In November 1952, Staff Sergeant Robert Dale Van Fossen of the Army National Guard and 51 others from all four military branches boarded a Douglas C-124A-DL Globemaster II aircraft and took off from McChord Air Base in Tacoma, Washington to Elmendorf Air Force Base near Anchorage, Alaska. In the midst of the flight, the plane disappeared in bad weather near Middleton Island, in the Gulf of Alaska.
Eight days after the plane's disappearance, part of the wreckage was located 50 miles east of Anchorage on the southern end of Mount Gannett in the Chugach Mountains. Unfortunately, a week into the search, the recovery team was called off due to the difficult weather conditions. The families of the victims were notified they would not have any remains to bury by The Department of Defense.
Staff Sergeant Van Fossen and his two sisters, Wilma Jean and Linda Lee, grew up in the Greenbrier area. After he graduated from Greenbrier High School, he joined the Arkansas National Guard Company G, 153rd Infantry unit in Conway in 1947.
Van Fossen’s parents, Linza and Ruby, held a memorial service for their son in Greenbrier at the Macedonia Baptist Church.
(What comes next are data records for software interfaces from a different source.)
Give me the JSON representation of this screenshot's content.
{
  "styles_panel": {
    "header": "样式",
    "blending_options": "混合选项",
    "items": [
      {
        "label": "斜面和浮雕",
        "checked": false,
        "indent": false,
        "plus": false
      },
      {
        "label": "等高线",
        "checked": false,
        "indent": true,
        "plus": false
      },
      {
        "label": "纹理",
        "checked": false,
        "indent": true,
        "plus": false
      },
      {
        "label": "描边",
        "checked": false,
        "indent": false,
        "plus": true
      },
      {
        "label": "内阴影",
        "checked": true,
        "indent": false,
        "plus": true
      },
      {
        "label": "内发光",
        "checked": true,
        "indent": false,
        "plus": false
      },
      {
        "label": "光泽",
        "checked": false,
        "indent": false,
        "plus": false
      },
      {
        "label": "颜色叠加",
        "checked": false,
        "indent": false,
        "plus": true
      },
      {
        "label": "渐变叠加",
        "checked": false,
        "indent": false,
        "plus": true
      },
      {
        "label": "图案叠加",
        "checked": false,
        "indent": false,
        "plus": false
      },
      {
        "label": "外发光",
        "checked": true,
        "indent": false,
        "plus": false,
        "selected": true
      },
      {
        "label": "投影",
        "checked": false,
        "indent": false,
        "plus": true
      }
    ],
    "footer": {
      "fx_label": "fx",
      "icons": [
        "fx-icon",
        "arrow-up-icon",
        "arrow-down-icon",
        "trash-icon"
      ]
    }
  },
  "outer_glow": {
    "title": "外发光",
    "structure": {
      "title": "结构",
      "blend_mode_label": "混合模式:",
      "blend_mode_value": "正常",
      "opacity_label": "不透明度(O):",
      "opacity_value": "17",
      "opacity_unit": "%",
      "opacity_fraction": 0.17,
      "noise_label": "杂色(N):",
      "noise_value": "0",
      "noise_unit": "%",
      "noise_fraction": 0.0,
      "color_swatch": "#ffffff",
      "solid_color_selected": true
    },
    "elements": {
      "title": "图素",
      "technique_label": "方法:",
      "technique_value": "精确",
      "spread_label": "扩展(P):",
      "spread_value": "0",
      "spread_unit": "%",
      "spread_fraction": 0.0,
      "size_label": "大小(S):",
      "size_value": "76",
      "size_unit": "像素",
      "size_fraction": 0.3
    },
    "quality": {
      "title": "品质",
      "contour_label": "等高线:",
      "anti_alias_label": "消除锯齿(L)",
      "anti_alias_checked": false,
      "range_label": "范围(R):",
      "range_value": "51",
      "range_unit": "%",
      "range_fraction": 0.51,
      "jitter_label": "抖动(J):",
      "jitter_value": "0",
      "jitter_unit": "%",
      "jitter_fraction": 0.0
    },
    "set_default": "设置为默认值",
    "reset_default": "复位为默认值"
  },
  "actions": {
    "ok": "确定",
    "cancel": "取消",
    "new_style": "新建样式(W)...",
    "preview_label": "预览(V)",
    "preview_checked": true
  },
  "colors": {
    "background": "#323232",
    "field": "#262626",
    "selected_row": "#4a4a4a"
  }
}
Though it seemed all hope was lost, this didn’t stop the Van Fossen family from attempting to find out what happened to their beloved Robert.
For many years, family members made efforts to learn more about the crash that occurred in 1952 in hopes to one day find something that once belonged to Van Fossen. His sister, Wilma Jean, was very close to her brother and loved to share stories about him with her son, Kevin Caid, a Heber Springs native. As Caid got older, these stories would inspire him to continue the search for his long lost uncle.
“Ironically, my first time I ever used the google search engine I searched his name” said Sergeant Van Fossen’s nephew, Kevin Caid.
After some time, Caid was able to retrieve a copy of the accident report from the plane crash in 1952. As a surprise for his mother, Caid gave a copy of the report for Christmas one year.
“I was in awe of her response to the report because they were so close,” Caid continued.
From there, he began reaching out to as many people as possible to gather as much information as he could regarding his late uncle.
In June 2012, while on a training mission, a Black Hawk Army National Guard unit discovered wreckage only 12 miles away from the original crash site of the C-124. After closer inspection of the spot, it was determined it was indeed the missing plane from 1952.
Though, Van Fossen’s parents had passed away years prior, his siblings, Wilma Jean and Linda Lee, were ecstatic to hear the news. Unfortunately, in September 2012, Wilma Jean Caid passed away.
In 2013, Caid chartered a helicopter and flew over the debris field and crash site in Alaska. While there, he had the opportunity to visit with the base historian and look over the debris that had been collected from the sites.
2014 was a big year for the surviving members Van Fossen’s family because research teams discovered 17 service members had been recovered and identified. Caid and other family members were asked to give the United States Air Force DNA samples to compare with the remains they had recently recovered. This was one major step in finding Van Fossen. In that same year, Van Fossen’s dog tags were discovered. They were sent to both Caid and his aunt, Van Fossen’s sister, Linda Lee.
Finally, in March 2016, Staff Sergeant Robert Dale Van Fossen’s remains were confirmed found in Alaska. Along with the news of his remains being found, the family was informed that he would be returning home.
After years of researching, Caid’s journey to discover more about his uncle led him to build a solid relationship with the United States Air Force, even meeting an individual who was involved with the original search and rescue team in 1952. Caid said he was grateful to be able to lay his uncle to rest.
“I’m the receipt of a lot of other people’s hard work” said Kevin Caid.
Staff Sergeant Robert Dale Van Fossen will be returning home to be placed next to his sister, Wilma Jean Caid, at the Cleburne County Memorial Gardens on May 27 at 10:30 a.m.
“I’m happy to see my uncle get the recognition he deserves” said Caid.